# [INSTRUCTIONS TO FOLLOW]
What lines in the data below mention the string "false"? Copy them out.

# [DATASET ENTRIES]
╔══

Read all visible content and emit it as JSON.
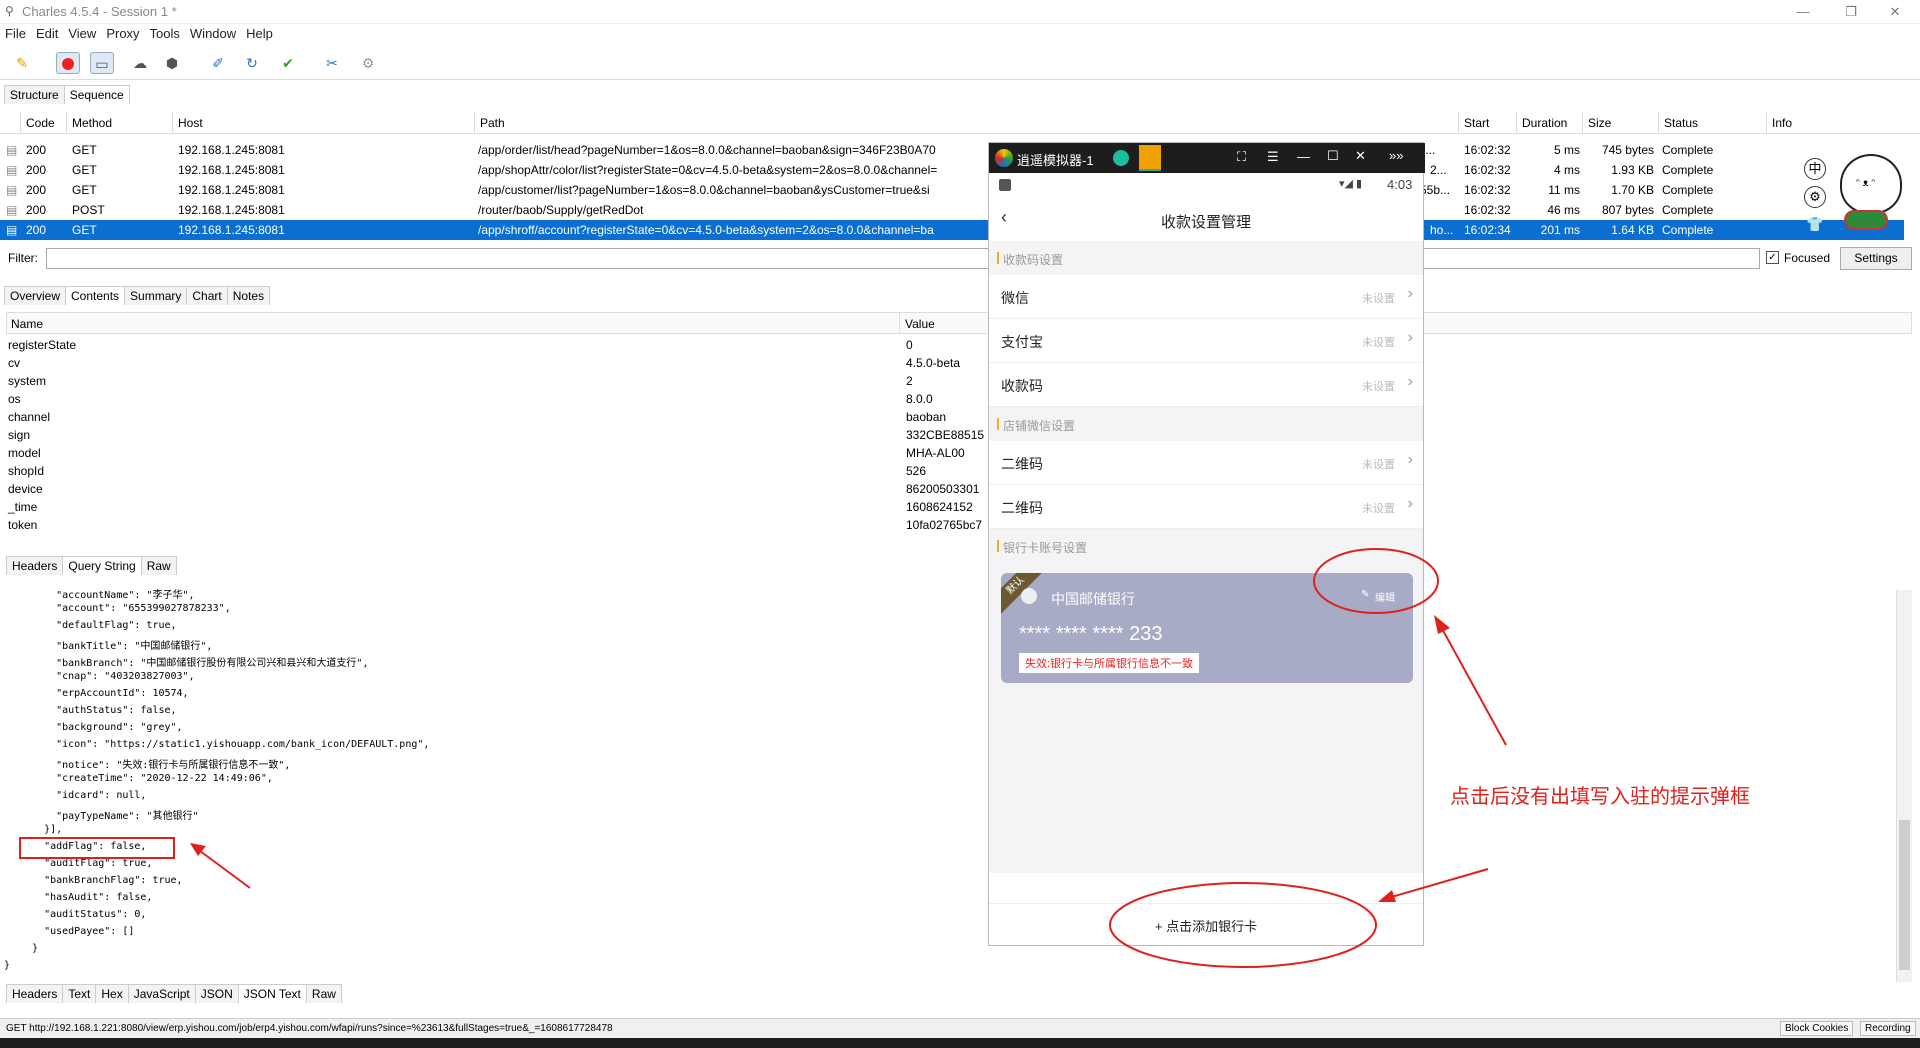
{
  "window": {
    "title": "Charles 4.5.4 - Session 1 *"
  },
  "menu": [
    "File",
    "Edit",
    "View",
    "Proxy",
    "Tools",
    "Window",
    "Help"
  ],
  "view_tabs": [
    "Structure",
    "Sequence"
  ],
  "columns": [
    "Code",
    "Method",
    "Host",
    "Path",
    "Start",
    "Duration",
    "Size",
    "Status",
    "Info"
  ],
  "rows": [
    {
      "code": "200",
      "method": "GET",
      "host": "192.168.1.245:8081",
      "path": "/app/order/list/head?pageNumber=1&os=8.0.0&channel=baoban&sign=346F23B0A70",
      "start": "16:02:32",
      "duration": "5 ms",
      "size": "745 bytes",
      "status": "Complete",
      "extra": "0c4..."
    },
    {
      "code": "200",
      "method": "GET",
      "host": "192.168.1.245:8081",
      "path": "/app/shopAttr/color/list?registerState=0&cv=4.5.0-beta&system=2&os=8.0.0&channel=",
      "start": "16:02:32",
      "duration": "4 ms",
      "size": "1.93 KB",
      "status": "Complete",
      "extra": "2..."
    },
    {
      "code": "200",
      "method": "GET",
      "host": "192.168.1.245:8081",
      "path": "/app/customer/list?pageNumber=1&os=8.0.0&channel=baoban&ysCustomer=true&si",
      "start": "16:02:32",
      "duration": "11 ms",
      "size": "1.70 KB",
      "status": "Complete",
      "extra": "55b..."
    },
    {
      "code": "200",
      "method": "POST",
      "host": "192.168.1.245:8081",
      "path": "/router/baob/Supply/getRedDot",
      "start": "16:02:32",
      "duration": "46 ms",
      "size": "807 bytes",
      "status": "Complete",
      "extra": ""
    },
    {
      "code": "200",
      "method": "GET",
      "host": "192.168.1.245:8081",
      "path": "/app/shroff/account?registerState=0&cv=4.5.0-beta&system=2&os=8.0.0&channel=ba",
      "start": "16:02:34",
      "duration": "201 ms",
      "size": "1.64 KB",
      "status": "Complete",
      "extra": "ho..."
    }
  ],
  "filter": {
    "label": "Filter:",
    "value": "",
    "focused_label": "Focused",
    "settings_label": "Settings"
  },
  "detail_tabs": [
    "Overview",
    "Contents",
    "Summary",
    "Chart",
    "Notes"
  ],
  "param_headers": {
    "name": "Name",
    "value": "Value"
  },
  "params": [
    {
      "name": "registerState",
      "value": "0"
    },
    {
      "name": "cv",
      "value": "4.5.0-beta"
    },
    {
      "name": "system",
      "value": "2"
    },
    {
      "name": "os",
      "value": "8.0.0"
    },
    {
      "name": "channel",
      "value": "baoban"
    },
    {
      "name": "sign",
      "value": "332CBE88515"
    },
    {
      "name": "model",
      "value": "MHA-AL00"
    },
    {
      "name": "shopId",
      "value": "526"
    },
    {
      "name": "device",
      "value": "86200503301"
    },
    {
      "name": "_time",
      "value": "1608624152"
    },
    {
      "name": "token",
      "value": "10fa02765bc7"
    }
  ],
  "request_tabs": [
    "Headers",
    "Query String",
    "Raw"
  ],
  "json_lines": [
    "      \"accountName\": \"李子华\",",
    "      \"account\": \"655399027878233\",",
    "      \"defaultFlag\": true,",
    "      \"bankTitle\": \"中国邮储银行\",",
    "      \"bankBranch\": \"中国邮储银行股份有限公司兴和县兴和大道支行\",",
    "      \"cnap\": \"403203827003\",",
    "      \"erpAccountId\": 10574,",
    "      \"authStatus\": false,",
    "      \"background\": \"grey\",",
    "      \"icon\": \"https://static1.yishouapp.com/bank_icon/DEFAULT.png\",",
    "      \"notice\": \"失效:银行卡与所属银行信息不一致\",",
    "      \"createTime\": \"2020-12-22 14:49:06\",",
    "      \"idcard\": null,",
    "      \"payTypeName\": \"其他银行\"",
    "    }],",
    "    \"addFlag\": false,",
    "    \"auditFlag\": true,",
    "    \"bankBranchFlag\": true,",
    "    \"hasAudit\": false,",
    "    \"auditStatus\": 0,",
    "    \"usedPayee\": []",
    "  }",
    "}"
  ],
  "response_tabs": [
    "Headers",
    "Text",
    "Hex",
    "JavaScript",
    "JSON",
    "JSON Text",
    "Raw"
  ],
  "statusbar": {
    "url": "GET http://192.168.1.221:8080/view/erp.yishou.com/job/erp4.yishou.com/wfapi/runs?since=%23613&fullStages=true&_=1608617728478",
    "block_cookies": "Block Cookies",
    "recording": "Recording"
  },
  "emulator": {
    "title": "逍遥模拟器-1",
    "time": "4:03",
    "page_title": "收款设置管理",
    "sections": {
      "pay_code": "收款码设置",
      "wechat_store": "店铺微信设置",
      "bank": "银行卡账号设置"
    },
    "items": [
      {
        "label": "微信",
        "status": "未设置"
      },
      {
        "label": "支付宝",
        "status": "未设置"
      },
      {
        "label": "收款码",
        "status": "未设置"
      },
      {
        "label": "二维码",
        "status": "未设置"
      },
      {
        "label": "二维码",
        "status": "未设置"
      }
    ],
    "card": {
      "ribbon": "默认",
      "bank": "中国邮储银行",
      "edit": "编辑",
      "number": "**** **** **** 233",
      "notice": "失效:银行卡与所属银行信息不一致"
    },
    "add_button": "+ 点击添加银行卡"
  },
  "annotation": {
    "text": "点击后没有出填写入驻的提示弹框",
    "color": "#e0201b"
  }
}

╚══

# [EXERCISE RESPONSE]
    "      \"authStatus\": false,",
    "    \"addFlag\": false,",
    "    \"hasAudit\": false,",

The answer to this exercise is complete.